For the baby
Breastfeeding decreases the possibility that your baby will get a variety of infectious diseases, ear infections, diarrhea, etc.
For the mother
Breastfeeding mothers return to their pre-pregnancy weight faster and have a reduced risk of breast and ovarian cancer. They also experience less postpartum bleeding, as the hormones that help with breastfeeding also make the uterus contract.
For the family
Breastfeeding facilitates bonding. Fathers and other children can participate by helping the mother with burping and rocking the baby, making sure the mother is eating and drinking enough, and helping with breast pump equipment and bottles.
For the community
Breastfeeding is lean, green, and clean. Breastfed babies are at a lower risk of being obese children. Breastfeeding won’t put a huge dent in your wallet, it saves water, and it doesn’t use energy for manufacturing or pollute the environment with garbage or manufacturing air pollution. There is no worry about the risk of contamination from bacteria or other substances. It is always fresh, at the right temperature, and ready to feed!
Frenectomy Post Operative Care
Principles of Oral Wound Healing
Post procedure stretches are key to getting an optimum result. The mouth tends to heal so quickly that the tissue can constrict causing a new limitation and/or the persistence or return of symptoms. Wounds tend to contract towards their center as healing occurs. Also, if you have two raw wound surfaces in the mouth in close proximity, they can reattach. Hence, it is important to keep them stretched open.
Active Wound Management – Stretching Exercises
It is important to remember to stay relaxed, smiling, and positive. You should show your baby or child that not everything is going to be painful, be playful. The exercises are not meant to be forceful or prolonged. Stretching exercises with quick and precise movements are best. A small amount of spotting or bleeding is common while doing the exercises, especially in the first few days.You may use infant Tylenol, children’s ibuprofen (only if older than 6 months), arnica to help with pain. A few drops of Hyland’s Teething Gel can be used during the stretching exercises to lubricate and help relieve some discomfort. Starting a few days after the procedure, the wound(s) will look gooey white and/or yellow in appearance. This is a completely normal inflammatory response. The body’s natural way to make a band-aid.
Upper Lip Stretches
This is the easier of the 2 sites to stretch and if you are doing both lip and tongue, start with the lip. Place your finger under the lip and move it up as high as it will go, until you feel resistance. Then gently sweep from side to side for several seconds. Remember, the goal is to open the opposing surfaces of the lip and gum so they cannot stick together.
Under the Tongue Stretches
Insert both index fingers into the mouth and dive under the tongue and pick up the posterior part of the tongue and lift towards the roof of the baby’s mouth. The tongue needs three separate stretching motions:

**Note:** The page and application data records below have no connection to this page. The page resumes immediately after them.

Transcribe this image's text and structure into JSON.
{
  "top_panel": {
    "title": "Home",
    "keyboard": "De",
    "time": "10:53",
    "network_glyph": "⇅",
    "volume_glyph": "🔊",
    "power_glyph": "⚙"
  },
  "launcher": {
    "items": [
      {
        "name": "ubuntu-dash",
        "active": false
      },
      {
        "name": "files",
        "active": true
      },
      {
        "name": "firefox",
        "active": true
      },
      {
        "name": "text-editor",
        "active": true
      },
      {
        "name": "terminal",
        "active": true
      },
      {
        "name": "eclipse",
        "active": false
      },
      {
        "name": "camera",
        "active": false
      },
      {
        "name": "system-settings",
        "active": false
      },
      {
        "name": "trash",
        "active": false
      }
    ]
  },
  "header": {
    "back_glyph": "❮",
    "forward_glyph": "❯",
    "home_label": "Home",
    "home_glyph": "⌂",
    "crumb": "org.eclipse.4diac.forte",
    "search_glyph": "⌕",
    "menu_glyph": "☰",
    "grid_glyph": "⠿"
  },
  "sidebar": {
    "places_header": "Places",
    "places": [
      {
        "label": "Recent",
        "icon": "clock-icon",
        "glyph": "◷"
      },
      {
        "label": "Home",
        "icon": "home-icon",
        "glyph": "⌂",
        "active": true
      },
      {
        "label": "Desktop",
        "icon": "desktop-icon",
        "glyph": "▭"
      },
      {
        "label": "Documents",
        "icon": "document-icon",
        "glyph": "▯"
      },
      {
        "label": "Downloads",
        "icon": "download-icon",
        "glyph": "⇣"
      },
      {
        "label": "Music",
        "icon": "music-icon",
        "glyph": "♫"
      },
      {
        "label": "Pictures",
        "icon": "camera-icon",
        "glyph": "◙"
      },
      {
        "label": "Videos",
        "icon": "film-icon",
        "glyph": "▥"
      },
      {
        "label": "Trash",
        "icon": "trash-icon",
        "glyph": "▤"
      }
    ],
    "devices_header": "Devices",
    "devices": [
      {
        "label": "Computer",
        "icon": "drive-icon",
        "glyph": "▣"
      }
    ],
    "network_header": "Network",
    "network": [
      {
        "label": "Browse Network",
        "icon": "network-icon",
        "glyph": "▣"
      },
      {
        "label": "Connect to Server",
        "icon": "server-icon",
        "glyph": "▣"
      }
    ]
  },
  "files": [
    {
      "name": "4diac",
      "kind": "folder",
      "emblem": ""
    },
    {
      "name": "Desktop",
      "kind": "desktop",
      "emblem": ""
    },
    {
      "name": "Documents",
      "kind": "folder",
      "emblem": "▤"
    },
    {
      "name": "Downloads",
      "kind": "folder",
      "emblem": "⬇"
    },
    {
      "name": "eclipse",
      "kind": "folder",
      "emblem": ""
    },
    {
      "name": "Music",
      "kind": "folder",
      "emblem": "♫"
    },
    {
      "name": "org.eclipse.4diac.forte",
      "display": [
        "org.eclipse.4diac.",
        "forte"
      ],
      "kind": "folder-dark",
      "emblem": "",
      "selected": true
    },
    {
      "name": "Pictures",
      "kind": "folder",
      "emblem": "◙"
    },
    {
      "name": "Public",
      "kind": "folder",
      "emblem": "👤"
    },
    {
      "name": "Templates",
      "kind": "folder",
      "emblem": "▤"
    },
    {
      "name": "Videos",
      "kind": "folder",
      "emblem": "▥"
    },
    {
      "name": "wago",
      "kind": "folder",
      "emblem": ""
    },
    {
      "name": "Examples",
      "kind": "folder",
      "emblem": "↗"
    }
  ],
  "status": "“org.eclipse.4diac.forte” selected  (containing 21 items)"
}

Once you are under the tongue, pick up the posterior part of the tongue as high as it will go towards the palate. Hold it there for 3 seconds, relax, and do it again. The goal is to completely unfold the diamond so that you can visualize the entire diamond. The fold of the diamond across the middle is the first place it will reattach.
Place your finger in the middle of the diamond and do a gentle circular stretch for several seconds to dilate or open up the diamond.
Turn your finger sideways and do a rolling pin motion to try and keep the diamond as deep as possible. Start at the fold “center” of the diamond and move to either side of the diamond top and bottom to loosen up the muscles of the tongue and floor of the mouth.
More information at www.drghaheri.com